What you are asked to do>
Search the records below for the string "label", and report each line that contains it.

Input records>
○ ○ ○ ○ ○

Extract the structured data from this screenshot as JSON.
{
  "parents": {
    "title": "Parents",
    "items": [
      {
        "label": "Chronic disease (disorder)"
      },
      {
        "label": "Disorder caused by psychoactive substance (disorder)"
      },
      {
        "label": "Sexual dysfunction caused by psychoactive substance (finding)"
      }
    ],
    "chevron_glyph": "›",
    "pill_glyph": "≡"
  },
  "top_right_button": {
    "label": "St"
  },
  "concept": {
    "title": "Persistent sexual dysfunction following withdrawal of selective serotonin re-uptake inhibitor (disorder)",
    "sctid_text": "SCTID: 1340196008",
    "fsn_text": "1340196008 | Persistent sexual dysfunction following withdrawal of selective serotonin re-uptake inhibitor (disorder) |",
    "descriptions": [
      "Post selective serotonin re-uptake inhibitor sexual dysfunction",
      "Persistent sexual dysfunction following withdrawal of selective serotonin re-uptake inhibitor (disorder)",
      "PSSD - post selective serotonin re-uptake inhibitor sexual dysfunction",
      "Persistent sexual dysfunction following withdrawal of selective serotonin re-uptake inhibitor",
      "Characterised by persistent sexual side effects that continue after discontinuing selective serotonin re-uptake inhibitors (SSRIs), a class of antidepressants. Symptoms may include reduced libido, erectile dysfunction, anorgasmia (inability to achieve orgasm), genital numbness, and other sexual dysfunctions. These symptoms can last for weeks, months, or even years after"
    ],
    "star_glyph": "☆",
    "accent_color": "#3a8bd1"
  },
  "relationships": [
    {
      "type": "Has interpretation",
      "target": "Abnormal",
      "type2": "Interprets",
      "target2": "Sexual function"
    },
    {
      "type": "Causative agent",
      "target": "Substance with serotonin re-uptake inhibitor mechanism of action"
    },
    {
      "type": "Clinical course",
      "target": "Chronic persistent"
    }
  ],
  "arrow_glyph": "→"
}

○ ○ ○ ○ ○

Solution for this exercise>
        "label": "Chronic disease (disorder)"
        "label": "Disorder caused by psychoactive substance (disorder)"
        "label": "Sexual dysfunction caused by psychoactive substance (finding)"
    "label": "St"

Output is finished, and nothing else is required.